Toward morning things seemed to improve and we soon found out why. Since it was difficult to make forward progress without substantial pitching and rolling of the ship, a decision had been made to remain essentially in position and wait for the predicted better weather to arrive tomorrow. At that time, we will most likely return to the line of stations where we were unable to sample earlier.
We're currently on Leg 2 of the 2012 RUSALCA cruise; Leg 1 was a mooring cruise. During Leg 1, a much smaller team of scientists recovered 5 moorings that had been set out the previous year and deployed 5 new ones, all in US waters. With the exception of one day when they retrieved one of the mooring and the weather was similar to what we've been having, they enjoyed wonderful conditions throughout the cruise.

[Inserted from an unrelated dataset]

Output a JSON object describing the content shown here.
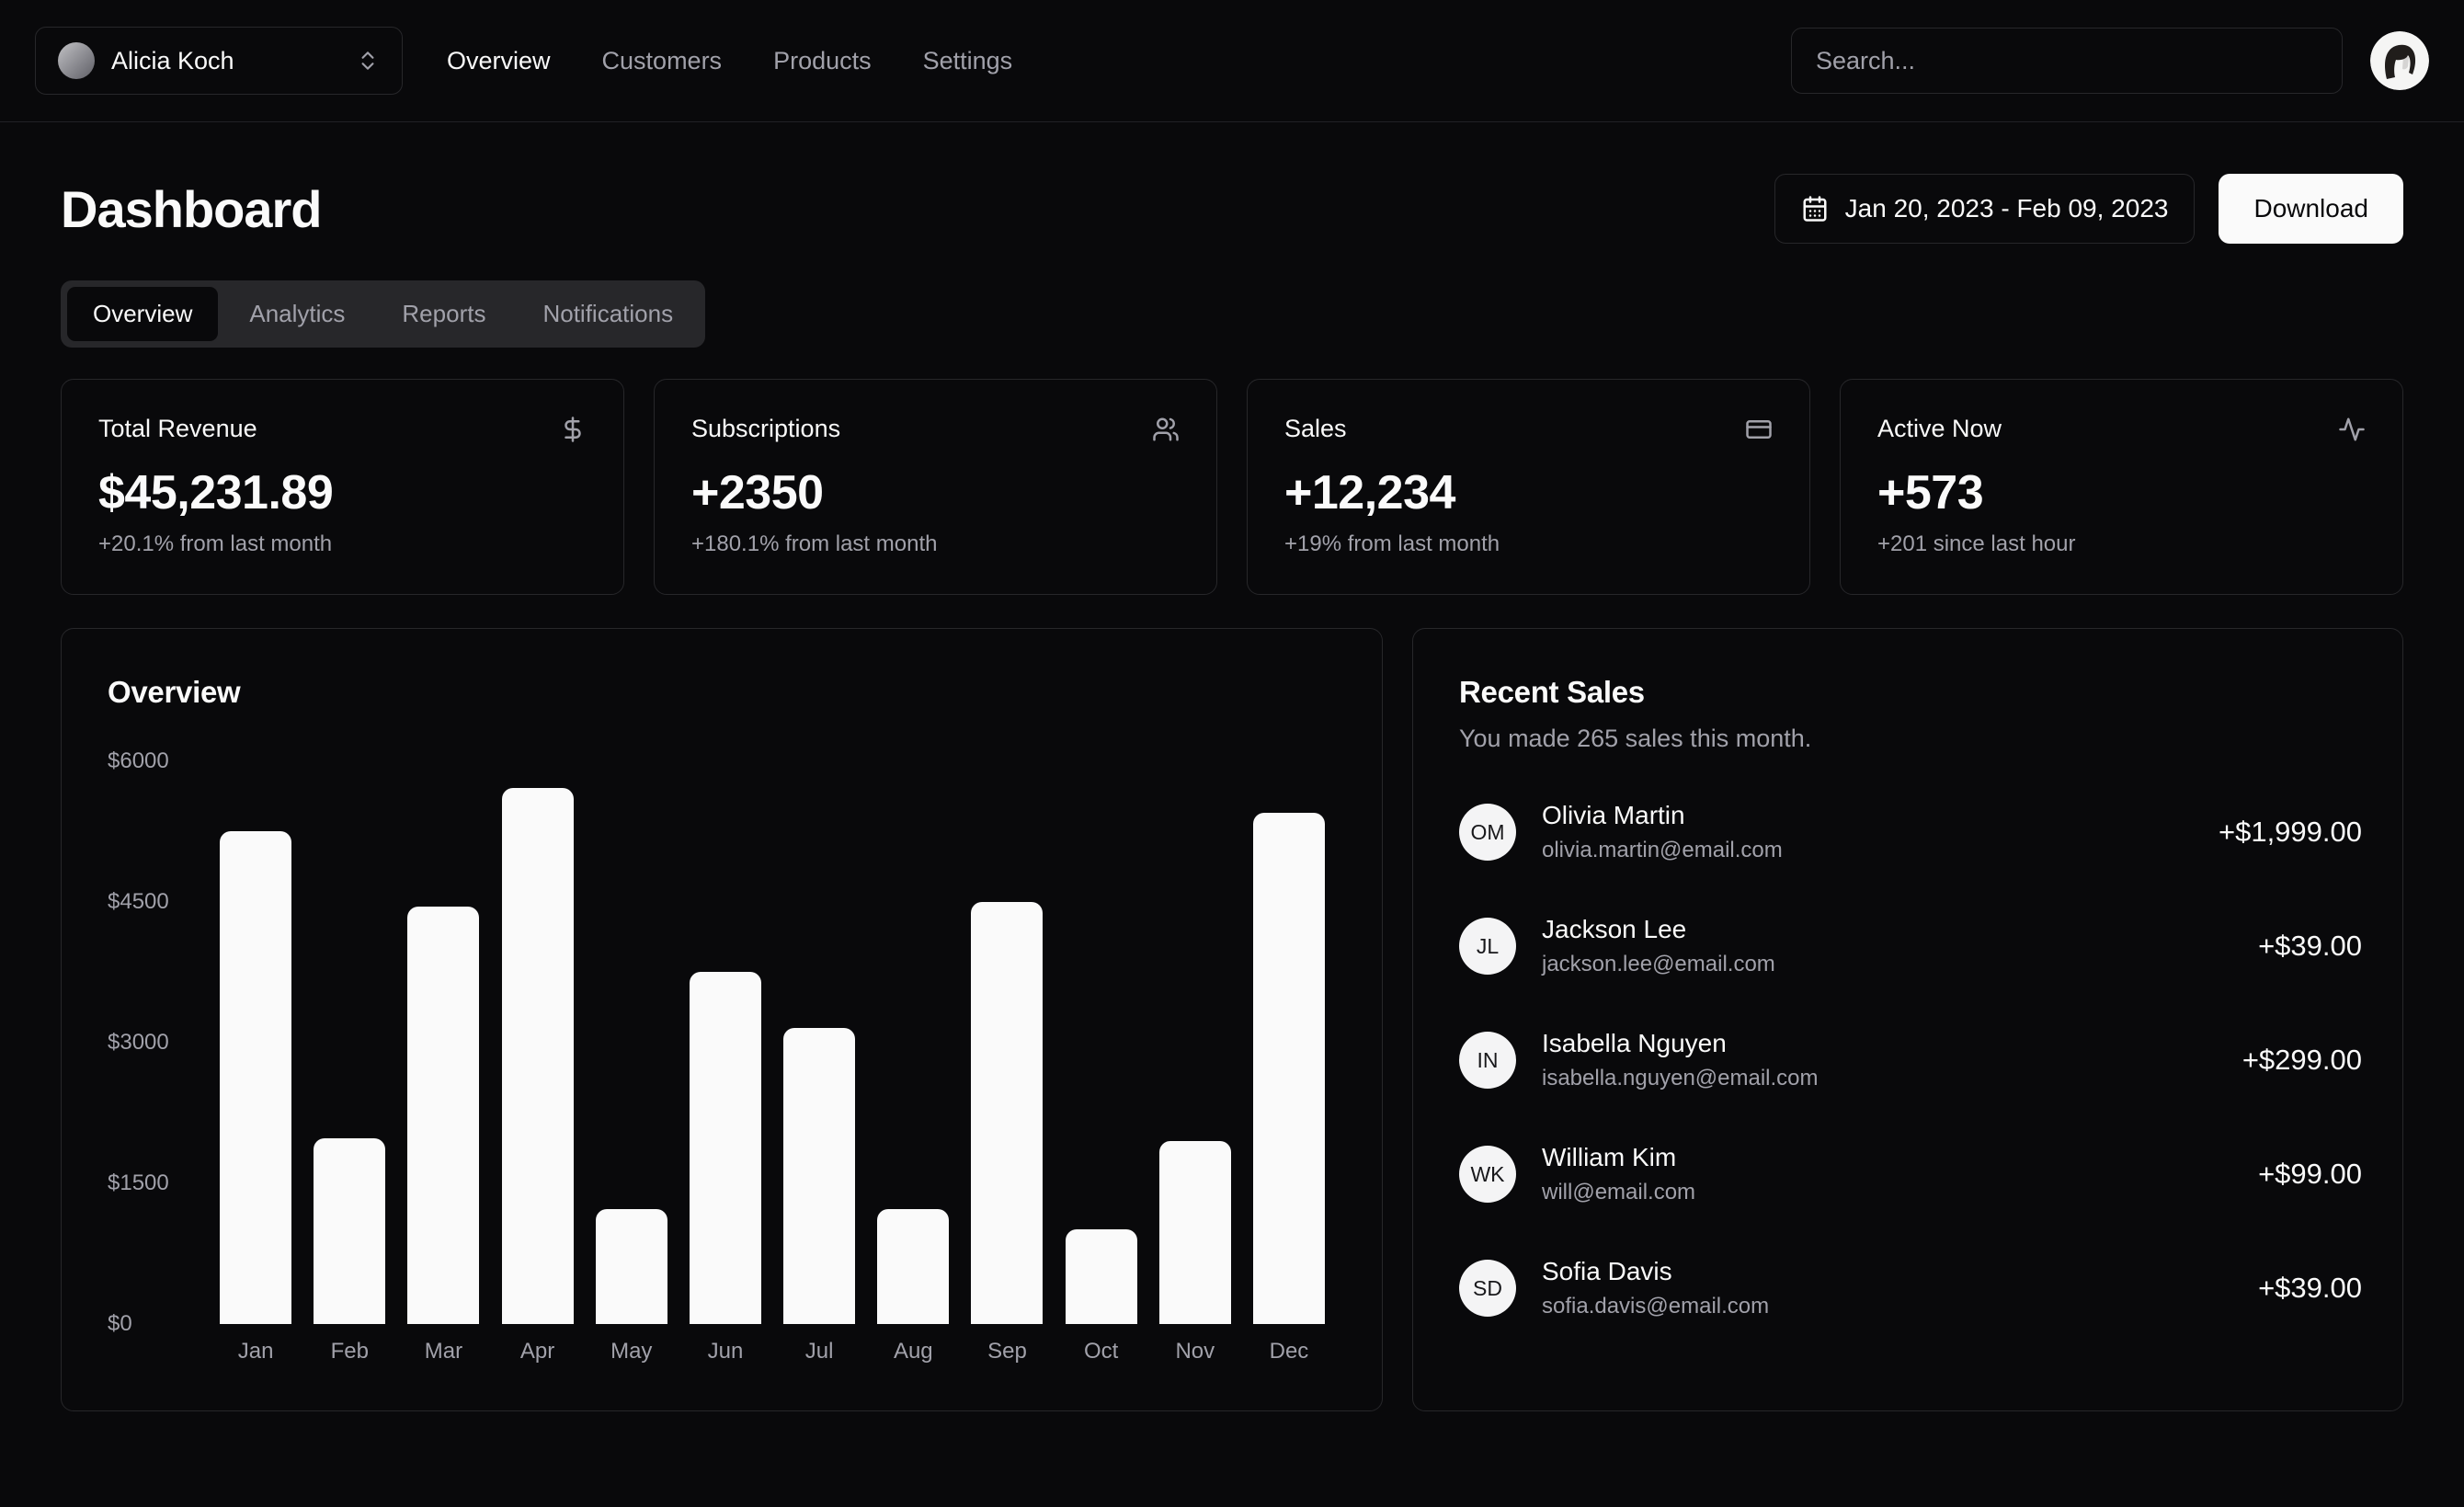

Update – later in the day we found that we were moving again as the weather had not improved. We were heading to a station where the Russian benthic team could get a grab. Despite some difficulties, they did get two cores and we started moving again to the next station, this one for geology. Since I'm writing this on the morning of the 5th, I can include a picture of the core they got from their gravity core apparatus. Once I've had a chance to talk with them, I'll let you know more about their work.